Kevin Rudd has a couple of small advantages in his improbable, likely impossible, quest to rescue Labor’s fortunes over the coming months. He has a free hand on policy and a free hand on the election date.
Julia Gillard’s abandonment of the traditional incumbent’s advantage of calling an election turned out to be a colossal error, delivering none of the expected advantages and giving her enemies, particularly in the media, yet another weapon with which to attack her.
It also enabled the Coalition to plan its campaign and resourcing. All of that is off now; Rudd can call an election sooner, or he can wait into October.
Gillard rushed to the polls in 2010 after declaring victory and going home in the various wars she inherited from Rudd – on the mining tax, on a carbon price, on asylum seekers. Rudd might see that as a bad precedent and opt for demonstrating to the country that calm, measured government has returned.
Notice last night that he spoke about economic issues in China and the potential threat they pose to Australia – perfect fodder for the argument that a period of measured, sensible management is needed before Australia goes to the polls.
No wonder Opposition Leader Tony Abbott is insisting on an election on September 14 or earlier.
More significant is that Rudd comes to the leadership unbound by any policy commitments, with a free hand and a blank slate. He repeated yesterday, when announcing his challenge, his mantra about being a prime minister of a country that makes things.
With Kim Carr likely to return to the industry portfolio, expect a lurch into industry assistance, one intended to go much further in sharpening the difference between Labor and the Coalition on Australian jobs, a subject on which Labor still has some credibility with voters and that has some populist potential unexploited by Abbott.

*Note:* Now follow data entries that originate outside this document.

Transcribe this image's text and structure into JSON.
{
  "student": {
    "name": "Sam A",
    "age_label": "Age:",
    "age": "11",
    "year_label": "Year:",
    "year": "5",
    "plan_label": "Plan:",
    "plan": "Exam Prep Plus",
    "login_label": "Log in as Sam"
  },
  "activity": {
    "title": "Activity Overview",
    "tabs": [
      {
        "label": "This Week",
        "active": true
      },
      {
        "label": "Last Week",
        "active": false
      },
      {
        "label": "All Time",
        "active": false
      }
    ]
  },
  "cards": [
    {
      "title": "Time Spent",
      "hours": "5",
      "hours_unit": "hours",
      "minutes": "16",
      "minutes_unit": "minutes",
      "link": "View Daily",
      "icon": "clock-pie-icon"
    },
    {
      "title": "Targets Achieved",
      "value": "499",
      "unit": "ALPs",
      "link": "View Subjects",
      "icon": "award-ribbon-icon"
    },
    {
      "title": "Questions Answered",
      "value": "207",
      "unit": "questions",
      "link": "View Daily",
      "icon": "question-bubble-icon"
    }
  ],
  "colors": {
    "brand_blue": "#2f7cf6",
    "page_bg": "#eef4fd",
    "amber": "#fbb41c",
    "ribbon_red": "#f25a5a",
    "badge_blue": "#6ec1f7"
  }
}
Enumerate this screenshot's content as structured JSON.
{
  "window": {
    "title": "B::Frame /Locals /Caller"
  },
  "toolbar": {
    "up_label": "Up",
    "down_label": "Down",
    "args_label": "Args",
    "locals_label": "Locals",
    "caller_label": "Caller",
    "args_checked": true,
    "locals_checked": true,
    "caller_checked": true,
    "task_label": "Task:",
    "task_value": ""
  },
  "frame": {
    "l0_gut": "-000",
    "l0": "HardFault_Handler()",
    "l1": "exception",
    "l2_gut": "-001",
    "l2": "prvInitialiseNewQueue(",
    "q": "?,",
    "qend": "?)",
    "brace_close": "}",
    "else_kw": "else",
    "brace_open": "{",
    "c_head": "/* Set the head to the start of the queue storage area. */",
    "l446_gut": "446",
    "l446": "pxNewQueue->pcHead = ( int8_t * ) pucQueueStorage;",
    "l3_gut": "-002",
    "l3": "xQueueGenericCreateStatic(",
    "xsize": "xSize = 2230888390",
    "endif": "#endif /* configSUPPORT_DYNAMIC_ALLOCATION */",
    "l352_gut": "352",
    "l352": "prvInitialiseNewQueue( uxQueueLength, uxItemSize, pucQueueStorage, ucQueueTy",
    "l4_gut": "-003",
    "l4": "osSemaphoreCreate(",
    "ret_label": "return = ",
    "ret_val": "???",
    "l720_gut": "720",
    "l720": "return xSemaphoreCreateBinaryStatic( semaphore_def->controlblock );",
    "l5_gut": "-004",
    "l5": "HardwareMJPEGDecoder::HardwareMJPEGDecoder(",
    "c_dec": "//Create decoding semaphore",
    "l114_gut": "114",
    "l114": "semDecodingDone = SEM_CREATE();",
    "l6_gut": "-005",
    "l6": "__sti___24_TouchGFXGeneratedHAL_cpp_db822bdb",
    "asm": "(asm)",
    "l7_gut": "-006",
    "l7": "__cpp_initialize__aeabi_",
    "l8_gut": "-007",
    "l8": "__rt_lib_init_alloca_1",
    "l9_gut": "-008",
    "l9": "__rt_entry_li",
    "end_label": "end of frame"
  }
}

Rudd has already publicly mused about moving to an emissions trading scheme earlier, which would send the carbon price permit plummeting to far below the price per tonne of the Coalition’s risible Direct Action scheme. Suddenly the Coalition would be the party of the more costly carbon pricing scheme, and not in a subtle way only understood by policy wonks, but in the most obvious way, the price per tonne of carbon abatement.
That leaves asylum seekers. There are competing policy directions here. Rudd supporters Laura Smyth and Janelle Saffin earlier this week criticised the revived Pacific Solution and the no-advantage test in caucus. But Bob Carr recently has been repeatedly emphasising that a large number of Tamil and Iranian asylum seekers are in fact would-be economic migrants.
The government has already sent back over 1200 economic migrants from Sri Lanka. And western Sydney MPs looking to Rudd to save their seats won’t be interested in a kinder, gentler asylum seeker policy.
There’s also the small matter of the mining tax, which was crafted as the result of a deal between former deputy PM Wayne Swan, Gillard and the three transnational foreign mining companies that helped bring Rudd down. There’s no deal any more, and Rudd has a willing partner in the Greens, who’d be happy to see the tax expanded after the election – remember they have the balance of power in the Senate at least until July next year, and if Rudd lifts Labor’s vote significantly, they’ll keep it.
But Rudd can also retain his predecessor’s education and DisabilityCare commitments. Both are now legislated and funded (spare a thought for Peter Garrett, who had done outstanding work to prosecute the case for the Gonski reforms and get legislation through a hung Parliament, and was delighted to see it passed by the Senate yesterday, and by 7.30 had left politics).
Both are popular with the electorate, and education remains a potent wedge tool against the opposition, albeit one Gillard was unable to use effectively. In short, Rudd can pick and choose from both his predecessor’s and his opponent’s policies to craft an alternative and engaging narrative.
How far this will represent genuine Labor values and principles as opposed to policies that test well in focus groups, however, remains problematic.
And remember the last time Rudd came up against Abbott? Rudd proved entirely unable to respond to Abbott, except on health, where he badly wrong-footed Abbott by taking advantage of Abbott’s aggression to offer a calmer, more mature alternative.
Look for a lot more of that approach over the coming days, weeks and most likely months before we go to the polls.
Oh, and Rudd has a third advantage, one that Julia Gillard never had. He won’t have someone who desperately craves his job undermining him without any thought of the cost to the party. At least, not for the moment.
This article first appeared on Crikey.